Dataset extract Start Marker

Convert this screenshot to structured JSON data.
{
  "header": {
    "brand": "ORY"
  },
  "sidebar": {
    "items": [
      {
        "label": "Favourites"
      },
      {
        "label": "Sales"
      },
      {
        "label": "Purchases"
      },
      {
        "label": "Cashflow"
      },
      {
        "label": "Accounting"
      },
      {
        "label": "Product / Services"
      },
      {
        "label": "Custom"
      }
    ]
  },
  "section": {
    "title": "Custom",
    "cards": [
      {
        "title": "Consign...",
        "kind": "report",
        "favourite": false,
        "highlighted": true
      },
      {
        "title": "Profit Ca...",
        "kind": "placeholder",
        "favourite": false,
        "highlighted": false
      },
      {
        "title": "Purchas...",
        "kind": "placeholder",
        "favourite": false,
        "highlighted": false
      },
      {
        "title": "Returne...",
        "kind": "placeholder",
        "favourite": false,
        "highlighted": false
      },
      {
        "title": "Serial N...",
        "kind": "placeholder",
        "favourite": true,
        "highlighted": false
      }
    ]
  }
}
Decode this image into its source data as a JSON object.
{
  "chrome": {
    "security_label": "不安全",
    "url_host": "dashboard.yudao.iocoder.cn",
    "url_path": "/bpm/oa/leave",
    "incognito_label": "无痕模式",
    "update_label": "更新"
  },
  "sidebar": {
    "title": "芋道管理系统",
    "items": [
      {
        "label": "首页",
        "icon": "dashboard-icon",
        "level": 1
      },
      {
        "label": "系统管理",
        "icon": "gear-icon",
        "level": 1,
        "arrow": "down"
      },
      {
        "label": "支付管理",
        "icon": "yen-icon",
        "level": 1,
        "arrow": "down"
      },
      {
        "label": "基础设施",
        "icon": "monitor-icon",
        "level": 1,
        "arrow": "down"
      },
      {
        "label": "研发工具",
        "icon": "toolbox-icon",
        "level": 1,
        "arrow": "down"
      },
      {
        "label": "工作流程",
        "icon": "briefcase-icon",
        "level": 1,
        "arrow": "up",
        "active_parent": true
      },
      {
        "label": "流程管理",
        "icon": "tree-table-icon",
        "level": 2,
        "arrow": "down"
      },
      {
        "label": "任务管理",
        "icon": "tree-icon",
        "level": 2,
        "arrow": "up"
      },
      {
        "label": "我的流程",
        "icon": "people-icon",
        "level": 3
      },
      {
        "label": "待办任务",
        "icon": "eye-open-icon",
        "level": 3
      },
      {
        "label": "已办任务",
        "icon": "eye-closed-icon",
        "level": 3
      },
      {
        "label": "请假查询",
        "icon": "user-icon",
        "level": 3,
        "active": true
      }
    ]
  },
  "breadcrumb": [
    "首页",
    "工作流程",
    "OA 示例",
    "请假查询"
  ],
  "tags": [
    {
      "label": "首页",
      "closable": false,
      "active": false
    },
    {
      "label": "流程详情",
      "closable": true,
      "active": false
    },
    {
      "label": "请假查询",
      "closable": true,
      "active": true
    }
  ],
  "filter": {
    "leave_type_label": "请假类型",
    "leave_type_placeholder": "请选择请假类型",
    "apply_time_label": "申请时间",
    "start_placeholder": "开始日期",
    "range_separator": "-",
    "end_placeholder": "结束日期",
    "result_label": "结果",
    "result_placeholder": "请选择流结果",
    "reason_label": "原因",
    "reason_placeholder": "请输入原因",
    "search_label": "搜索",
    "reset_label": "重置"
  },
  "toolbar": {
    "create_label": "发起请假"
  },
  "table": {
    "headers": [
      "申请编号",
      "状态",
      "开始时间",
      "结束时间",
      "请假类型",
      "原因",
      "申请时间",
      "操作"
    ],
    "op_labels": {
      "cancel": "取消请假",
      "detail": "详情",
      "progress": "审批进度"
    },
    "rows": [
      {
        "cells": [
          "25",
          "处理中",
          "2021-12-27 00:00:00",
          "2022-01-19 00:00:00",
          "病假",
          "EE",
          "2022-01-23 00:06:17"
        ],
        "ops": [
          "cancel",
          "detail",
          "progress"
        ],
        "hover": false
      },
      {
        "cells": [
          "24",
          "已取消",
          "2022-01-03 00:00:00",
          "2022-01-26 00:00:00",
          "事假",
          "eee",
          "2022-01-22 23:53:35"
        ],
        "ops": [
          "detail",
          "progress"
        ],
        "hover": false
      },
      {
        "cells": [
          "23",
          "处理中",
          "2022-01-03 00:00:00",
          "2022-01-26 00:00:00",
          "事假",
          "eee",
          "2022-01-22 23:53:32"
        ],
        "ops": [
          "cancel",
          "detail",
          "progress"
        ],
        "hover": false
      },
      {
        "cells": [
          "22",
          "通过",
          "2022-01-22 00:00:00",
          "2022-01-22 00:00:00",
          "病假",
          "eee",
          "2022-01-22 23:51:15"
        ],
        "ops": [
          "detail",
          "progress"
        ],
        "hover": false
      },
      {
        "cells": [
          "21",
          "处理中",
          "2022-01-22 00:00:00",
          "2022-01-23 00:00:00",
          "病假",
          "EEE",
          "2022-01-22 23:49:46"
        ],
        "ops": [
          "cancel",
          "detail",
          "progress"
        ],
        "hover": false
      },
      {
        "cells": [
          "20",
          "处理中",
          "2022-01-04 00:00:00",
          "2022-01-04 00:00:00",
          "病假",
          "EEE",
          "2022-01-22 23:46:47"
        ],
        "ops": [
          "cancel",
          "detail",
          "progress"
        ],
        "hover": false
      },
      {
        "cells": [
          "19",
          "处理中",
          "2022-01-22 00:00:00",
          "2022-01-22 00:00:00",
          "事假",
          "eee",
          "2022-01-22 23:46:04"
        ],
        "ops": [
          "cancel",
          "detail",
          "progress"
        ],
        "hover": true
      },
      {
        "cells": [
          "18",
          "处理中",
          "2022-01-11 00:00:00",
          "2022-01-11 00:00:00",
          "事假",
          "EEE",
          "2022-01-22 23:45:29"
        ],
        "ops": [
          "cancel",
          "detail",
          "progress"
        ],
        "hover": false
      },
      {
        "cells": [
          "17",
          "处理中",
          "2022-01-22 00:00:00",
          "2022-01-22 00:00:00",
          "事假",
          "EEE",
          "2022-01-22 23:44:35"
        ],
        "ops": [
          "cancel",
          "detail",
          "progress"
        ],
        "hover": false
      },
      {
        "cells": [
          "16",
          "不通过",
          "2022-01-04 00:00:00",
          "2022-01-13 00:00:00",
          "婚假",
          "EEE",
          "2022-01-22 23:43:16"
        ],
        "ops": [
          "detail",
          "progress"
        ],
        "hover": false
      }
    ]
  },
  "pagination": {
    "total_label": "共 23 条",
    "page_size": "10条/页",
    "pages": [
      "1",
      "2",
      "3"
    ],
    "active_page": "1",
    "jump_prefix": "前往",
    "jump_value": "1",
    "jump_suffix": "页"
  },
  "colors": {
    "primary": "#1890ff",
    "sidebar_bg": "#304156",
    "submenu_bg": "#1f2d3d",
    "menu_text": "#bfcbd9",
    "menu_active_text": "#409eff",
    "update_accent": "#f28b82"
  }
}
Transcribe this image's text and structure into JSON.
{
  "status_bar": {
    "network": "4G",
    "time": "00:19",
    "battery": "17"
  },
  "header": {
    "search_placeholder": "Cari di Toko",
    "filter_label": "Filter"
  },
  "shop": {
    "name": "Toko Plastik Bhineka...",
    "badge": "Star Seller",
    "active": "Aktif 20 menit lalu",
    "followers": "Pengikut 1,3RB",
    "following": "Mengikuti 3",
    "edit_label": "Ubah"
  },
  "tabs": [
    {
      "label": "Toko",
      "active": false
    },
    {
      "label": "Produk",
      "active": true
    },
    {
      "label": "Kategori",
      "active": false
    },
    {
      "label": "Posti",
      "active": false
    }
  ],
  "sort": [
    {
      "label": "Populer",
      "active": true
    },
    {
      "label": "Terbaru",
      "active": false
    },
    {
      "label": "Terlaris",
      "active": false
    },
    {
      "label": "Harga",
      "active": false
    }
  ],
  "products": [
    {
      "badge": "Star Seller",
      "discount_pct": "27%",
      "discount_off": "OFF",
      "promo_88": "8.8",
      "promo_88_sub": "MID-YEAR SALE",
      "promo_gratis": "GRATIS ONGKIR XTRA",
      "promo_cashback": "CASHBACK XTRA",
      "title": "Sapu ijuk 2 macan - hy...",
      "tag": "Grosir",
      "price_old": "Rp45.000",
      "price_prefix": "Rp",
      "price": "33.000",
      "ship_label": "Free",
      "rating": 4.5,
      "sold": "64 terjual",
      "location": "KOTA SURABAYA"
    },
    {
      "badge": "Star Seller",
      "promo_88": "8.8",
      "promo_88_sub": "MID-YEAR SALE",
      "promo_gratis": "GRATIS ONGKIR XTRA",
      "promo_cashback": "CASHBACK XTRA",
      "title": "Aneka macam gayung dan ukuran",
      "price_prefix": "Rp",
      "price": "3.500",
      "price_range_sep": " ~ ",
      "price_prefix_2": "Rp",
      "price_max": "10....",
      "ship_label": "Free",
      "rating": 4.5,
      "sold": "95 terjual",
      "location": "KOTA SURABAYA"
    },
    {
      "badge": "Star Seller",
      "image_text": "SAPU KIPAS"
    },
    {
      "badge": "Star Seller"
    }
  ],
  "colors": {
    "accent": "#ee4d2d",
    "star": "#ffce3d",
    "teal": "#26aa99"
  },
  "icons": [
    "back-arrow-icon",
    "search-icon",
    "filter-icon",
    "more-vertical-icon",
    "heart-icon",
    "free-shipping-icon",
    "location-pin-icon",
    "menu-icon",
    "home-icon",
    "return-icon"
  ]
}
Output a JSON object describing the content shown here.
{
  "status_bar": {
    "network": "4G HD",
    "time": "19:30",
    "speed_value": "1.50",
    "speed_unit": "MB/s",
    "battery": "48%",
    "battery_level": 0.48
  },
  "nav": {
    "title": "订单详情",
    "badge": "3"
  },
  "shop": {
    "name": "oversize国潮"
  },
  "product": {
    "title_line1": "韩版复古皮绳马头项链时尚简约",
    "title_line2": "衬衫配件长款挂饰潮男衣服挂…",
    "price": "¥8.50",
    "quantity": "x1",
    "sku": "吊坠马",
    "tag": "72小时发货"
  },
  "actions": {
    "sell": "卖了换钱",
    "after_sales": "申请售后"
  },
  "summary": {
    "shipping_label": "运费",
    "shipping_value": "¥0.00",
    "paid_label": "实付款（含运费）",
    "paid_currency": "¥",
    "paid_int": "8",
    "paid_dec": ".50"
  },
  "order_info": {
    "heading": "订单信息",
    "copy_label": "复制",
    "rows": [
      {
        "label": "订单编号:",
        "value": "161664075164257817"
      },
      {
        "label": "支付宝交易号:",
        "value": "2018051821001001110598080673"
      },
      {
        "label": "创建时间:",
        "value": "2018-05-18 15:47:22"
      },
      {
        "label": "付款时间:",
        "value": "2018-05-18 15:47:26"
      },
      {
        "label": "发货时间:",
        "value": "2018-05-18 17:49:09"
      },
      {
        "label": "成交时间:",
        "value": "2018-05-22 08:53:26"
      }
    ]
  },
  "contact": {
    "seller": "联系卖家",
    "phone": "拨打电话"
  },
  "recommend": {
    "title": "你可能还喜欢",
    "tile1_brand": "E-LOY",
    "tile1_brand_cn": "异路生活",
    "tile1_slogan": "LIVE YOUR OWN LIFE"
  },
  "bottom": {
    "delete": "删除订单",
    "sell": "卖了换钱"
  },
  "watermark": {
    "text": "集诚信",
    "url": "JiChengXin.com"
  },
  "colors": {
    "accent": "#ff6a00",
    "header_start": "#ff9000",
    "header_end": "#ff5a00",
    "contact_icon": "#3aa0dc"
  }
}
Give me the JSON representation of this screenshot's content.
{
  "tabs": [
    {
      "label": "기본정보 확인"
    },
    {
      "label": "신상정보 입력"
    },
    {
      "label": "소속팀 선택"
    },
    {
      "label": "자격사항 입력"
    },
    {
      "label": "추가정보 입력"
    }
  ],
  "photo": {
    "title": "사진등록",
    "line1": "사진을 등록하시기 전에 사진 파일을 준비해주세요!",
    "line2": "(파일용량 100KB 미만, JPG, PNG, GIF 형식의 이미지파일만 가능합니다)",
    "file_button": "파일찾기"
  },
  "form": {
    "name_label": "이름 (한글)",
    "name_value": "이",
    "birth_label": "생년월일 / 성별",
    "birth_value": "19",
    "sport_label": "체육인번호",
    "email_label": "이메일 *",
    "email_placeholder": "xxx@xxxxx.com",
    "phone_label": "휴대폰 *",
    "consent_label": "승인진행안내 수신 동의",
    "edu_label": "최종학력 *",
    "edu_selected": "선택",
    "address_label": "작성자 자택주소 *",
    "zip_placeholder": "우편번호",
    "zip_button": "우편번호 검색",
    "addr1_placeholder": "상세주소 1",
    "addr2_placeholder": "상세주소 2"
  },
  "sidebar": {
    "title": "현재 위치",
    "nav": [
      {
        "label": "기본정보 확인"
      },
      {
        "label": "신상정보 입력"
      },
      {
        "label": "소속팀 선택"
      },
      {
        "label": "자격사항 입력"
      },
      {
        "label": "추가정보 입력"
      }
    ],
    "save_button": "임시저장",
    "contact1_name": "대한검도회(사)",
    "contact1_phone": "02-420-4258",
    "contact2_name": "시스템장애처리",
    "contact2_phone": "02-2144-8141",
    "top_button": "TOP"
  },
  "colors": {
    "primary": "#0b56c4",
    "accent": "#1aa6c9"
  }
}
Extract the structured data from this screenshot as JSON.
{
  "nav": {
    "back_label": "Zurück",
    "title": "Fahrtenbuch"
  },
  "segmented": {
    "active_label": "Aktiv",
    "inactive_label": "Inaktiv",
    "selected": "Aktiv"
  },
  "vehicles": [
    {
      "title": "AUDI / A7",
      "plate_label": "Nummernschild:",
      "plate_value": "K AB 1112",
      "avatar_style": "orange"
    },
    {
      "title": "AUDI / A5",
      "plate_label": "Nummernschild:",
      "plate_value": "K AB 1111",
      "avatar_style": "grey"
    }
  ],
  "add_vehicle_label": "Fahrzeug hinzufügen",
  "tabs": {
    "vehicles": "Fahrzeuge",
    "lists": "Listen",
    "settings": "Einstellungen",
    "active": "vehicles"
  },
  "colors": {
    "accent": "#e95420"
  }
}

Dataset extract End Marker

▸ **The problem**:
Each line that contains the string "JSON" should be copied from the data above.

▸ **Task response**:
Convert this screenshot to structured JSON data.
Decode this image into its source data as a JSON object.
Transcribe this image's text and structure into JSON.
Output a JSON object describing the content shown here.
Give me the JSON representation of this screenshot's content.
Extract the structured data from this screenshot as JSON.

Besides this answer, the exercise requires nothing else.